Stored entries
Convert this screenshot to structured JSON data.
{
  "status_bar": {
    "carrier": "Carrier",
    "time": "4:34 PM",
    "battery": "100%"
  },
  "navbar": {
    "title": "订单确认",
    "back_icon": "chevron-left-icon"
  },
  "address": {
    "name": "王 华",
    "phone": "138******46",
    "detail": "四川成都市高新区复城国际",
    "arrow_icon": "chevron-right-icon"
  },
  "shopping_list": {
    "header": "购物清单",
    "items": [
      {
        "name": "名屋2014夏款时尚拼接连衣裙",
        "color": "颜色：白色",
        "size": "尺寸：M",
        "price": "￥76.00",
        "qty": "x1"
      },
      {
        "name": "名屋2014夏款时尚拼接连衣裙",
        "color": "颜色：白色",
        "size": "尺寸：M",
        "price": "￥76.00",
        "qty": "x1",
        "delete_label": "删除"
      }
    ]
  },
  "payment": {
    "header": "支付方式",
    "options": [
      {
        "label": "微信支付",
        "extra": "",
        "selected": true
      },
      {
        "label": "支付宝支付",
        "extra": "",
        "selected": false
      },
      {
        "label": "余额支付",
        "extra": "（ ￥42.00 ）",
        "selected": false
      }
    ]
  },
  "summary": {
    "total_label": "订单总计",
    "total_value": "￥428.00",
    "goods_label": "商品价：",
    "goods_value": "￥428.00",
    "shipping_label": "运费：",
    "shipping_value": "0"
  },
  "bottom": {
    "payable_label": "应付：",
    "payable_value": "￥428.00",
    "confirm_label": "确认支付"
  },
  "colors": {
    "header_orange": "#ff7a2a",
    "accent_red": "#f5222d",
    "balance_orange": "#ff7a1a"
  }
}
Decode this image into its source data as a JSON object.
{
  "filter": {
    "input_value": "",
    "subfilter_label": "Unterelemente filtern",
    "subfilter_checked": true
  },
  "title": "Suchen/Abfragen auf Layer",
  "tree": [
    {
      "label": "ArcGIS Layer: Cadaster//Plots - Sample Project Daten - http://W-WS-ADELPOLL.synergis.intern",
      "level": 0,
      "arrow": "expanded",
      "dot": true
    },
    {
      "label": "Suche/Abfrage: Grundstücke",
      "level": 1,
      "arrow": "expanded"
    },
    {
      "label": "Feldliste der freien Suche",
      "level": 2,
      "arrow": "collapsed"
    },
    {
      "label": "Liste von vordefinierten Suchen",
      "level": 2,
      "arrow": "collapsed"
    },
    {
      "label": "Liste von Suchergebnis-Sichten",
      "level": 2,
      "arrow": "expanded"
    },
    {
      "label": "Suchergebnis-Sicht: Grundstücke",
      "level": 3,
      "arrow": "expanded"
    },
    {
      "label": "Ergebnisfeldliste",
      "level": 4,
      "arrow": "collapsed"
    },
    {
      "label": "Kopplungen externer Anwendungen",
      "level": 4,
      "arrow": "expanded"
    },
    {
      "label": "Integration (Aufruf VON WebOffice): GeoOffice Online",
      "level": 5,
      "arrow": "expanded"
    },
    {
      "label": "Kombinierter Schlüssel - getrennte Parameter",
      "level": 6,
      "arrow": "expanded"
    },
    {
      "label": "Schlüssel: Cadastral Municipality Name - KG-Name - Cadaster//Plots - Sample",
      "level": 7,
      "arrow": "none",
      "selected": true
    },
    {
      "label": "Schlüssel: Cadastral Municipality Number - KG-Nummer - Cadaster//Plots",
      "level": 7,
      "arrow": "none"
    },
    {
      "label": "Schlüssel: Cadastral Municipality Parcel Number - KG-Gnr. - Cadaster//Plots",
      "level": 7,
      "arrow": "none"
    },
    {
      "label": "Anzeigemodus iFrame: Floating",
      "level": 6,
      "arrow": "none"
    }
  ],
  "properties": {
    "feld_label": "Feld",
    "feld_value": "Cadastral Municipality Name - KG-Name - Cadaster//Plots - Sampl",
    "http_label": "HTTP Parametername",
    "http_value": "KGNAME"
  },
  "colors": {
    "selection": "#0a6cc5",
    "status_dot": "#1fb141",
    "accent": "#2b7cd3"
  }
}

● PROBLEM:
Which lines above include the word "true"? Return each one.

● ANSWER BOX:
        "selected": true
    "subfilter_checked": true
      "dot": true
      "selected": true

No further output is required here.